Rain is an absolute requirement for the never-ending sea of green. The breath stopping beauty depends on the watery bounty that falls sometimes for days. It’s an unending form of nourishment from the blue grey clouds that frequently dot the Cornish skies.

In the rare moments lately when the clouds hold back and we have a bit of weather relief, we pull on our wellies and tromp about the countryside like a pair of nine-year old boys stepping deep into the mud of the moor. Decorating the waterproof legs of my rubber boots with mud spatters like some sort of earthy Jackson Pollock, I love the freedom that comes with knowing that it’s just a bit of mud and that the next deep puddle I wade through will provide me with a clean canvas and a chance to do it all again.

I can’t help but think how wonderful it would be if all the mistakes we’ve made in our lives could be washed away like that. What if all the errors in judgement, thoughtless acts or careless words could be washed from our memories, slipping away with a splash or two of water from the next waiting stream. Just think how healing that might be.

I am inclined to wonder that if by freeing ourselves from the muck of our memories we might lose some of the fertile ground that spiritual and psychological growth needs to continue to flourish.

The lessons of life cling to us instead like dried mud on our boots sometimes flaking off a bit at a time, sometimes requiring a good scrubbing, but in no way easily dismissed.

Perhaps that is as it should be.

Reposted from original GOTJ

The Gift You Keep

John Winchurch & Elizabeth Harper

John Winchurch & Elizabeth Harper

Reposted from original GOTJ

Six months ago, if someone had said, ‘ Elizabeth, 2007 is going to end a little differently than you’ve planned, but the new year will bring you an unexpected gift,’ my response might have been something along the lines of … right!  Over the last few years I’d had about all the unexpected gifts I could handle and frankly I don’t do very well when people give me things.

A gift can be a burden when it’s not something you want. I am talking about those kind of gifts that still have a price tag attached to them. You know what I mean … price tags like guilt, as in ‘Don’t you like it?’  Or those that may have a longer shelf life such as, ‘How come you never wear, use, or eat the things I buy for you?’

And because I don’t like to have things sitting around taking up space, I will almost always return something not right for me. Returning a gift is usually considered the worst offense. So given some of my experiences with people and gift giving why wouldn’t I think, ‘Gifts from the universe … no thanks, I’ll get it myself if I want it.’

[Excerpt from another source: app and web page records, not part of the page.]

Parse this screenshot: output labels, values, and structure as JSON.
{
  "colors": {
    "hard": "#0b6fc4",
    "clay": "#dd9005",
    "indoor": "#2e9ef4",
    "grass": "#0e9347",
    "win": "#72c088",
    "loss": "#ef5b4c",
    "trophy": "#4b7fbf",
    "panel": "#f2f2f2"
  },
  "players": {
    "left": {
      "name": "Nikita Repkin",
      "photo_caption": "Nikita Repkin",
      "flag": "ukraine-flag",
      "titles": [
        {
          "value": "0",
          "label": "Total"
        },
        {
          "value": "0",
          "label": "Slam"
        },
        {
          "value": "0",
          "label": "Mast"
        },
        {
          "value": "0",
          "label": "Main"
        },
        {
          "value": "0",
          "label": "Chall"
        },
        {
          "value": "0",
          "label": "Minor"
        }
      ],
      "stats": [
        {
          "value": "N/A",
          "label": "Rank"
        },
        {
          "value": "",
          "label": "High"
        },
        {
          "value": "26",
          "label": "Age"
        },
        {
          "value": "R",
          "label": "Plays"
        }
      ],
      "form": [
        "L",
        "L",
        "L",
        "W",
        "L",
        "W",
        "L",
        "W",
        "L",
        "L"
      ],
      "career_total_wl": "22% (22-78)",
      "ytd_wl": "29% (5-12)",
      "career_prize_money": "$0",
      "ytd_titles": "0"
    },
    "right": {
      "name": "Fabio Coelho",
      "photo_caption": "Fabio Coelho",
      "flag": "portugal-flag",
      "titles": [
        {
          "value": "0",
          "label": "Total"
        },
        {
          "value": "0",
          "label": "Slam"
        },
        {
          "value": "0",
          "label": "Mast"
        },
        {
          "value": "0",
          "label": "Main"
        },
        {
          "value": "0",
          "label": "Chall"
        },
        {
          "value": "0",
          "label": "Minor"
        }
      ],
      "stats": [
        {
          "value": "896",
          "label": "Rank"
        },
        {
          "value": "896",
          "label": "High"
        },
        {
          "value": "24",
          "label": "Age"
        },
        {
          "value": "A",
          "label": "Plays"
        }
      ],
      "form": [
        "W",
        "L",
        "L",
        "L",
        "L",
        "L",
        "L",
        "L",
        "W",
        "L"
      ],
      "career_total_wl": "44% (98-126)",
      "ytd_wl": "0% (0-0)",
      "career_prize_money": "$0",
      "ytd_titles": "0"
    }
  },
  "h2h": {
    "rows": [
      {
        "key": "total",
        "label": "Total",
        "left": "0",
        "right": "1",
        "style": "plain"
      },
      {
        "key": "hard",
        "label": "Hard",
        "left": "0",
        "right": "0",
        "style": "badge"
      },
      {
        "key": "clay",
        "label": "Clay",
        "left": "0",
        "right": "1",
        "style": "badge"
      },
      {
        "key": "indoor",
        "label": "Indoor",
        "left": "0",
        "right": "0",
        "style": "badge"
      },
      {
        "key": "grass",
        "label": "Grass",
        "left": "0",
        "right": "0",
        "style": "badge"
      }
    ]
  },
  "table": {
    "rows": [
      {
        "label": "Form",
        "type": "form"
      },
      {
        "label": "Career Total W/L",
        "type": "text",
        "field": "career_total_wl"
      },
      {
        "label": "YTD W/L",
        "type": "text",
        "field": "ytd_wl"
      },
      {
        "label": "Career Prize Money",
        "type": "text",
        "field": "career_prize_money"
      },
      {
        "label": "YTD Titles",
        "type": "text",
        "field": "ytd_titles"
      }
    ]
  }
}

After all my needs were pretty simple. I had the love and support of family and friends. My marketing position with a hospice organization was providing enough to fund the more creative life I envisioned as a photographer and I was in many ways building a life that was exactly what I thought I wanted.

Things weren’t perfect in every way, but who really expects perfection. With the exception of a less than desirable love life, things were pretty good. Nothing seemed unmanageable and for once it seemed as if I was driving the bus myself instead of feeling like a backseat driver in my own life.

Then on an important night to be out, I stayed in.

Home alone on New Years Eve, I decided to take a look at men on a UK dating site. What could it hurt to have a look? I’m in America and they’re way across the ocean. No problem there, right?  Plenty of time to correspond, get to know one another, take your time, move slowly, hey … developing a long distance relationship could be sort of like having a pen pal. No pressure I thought, in fact it might work perfectly for me because I was usually too busy to sleep, much less date .

And besides, I was absolutely not interested in serious relationship then.

Uh right … I find that words like that spoken out loud or not, seem to work in a way similar to a modern-day love spell. As soon as someone says, ‘I’m happy just dating,’ the man or woman of their dreams appears and dramatically changes the plan they envisioned for their future.

I hear stories like that from time the time, don’t you?  Now it seems to have happened to me. Just when I wasn’t expecting it, this perfect gift dropped into my inbox and into my life.

I think I’ll be keeping this one.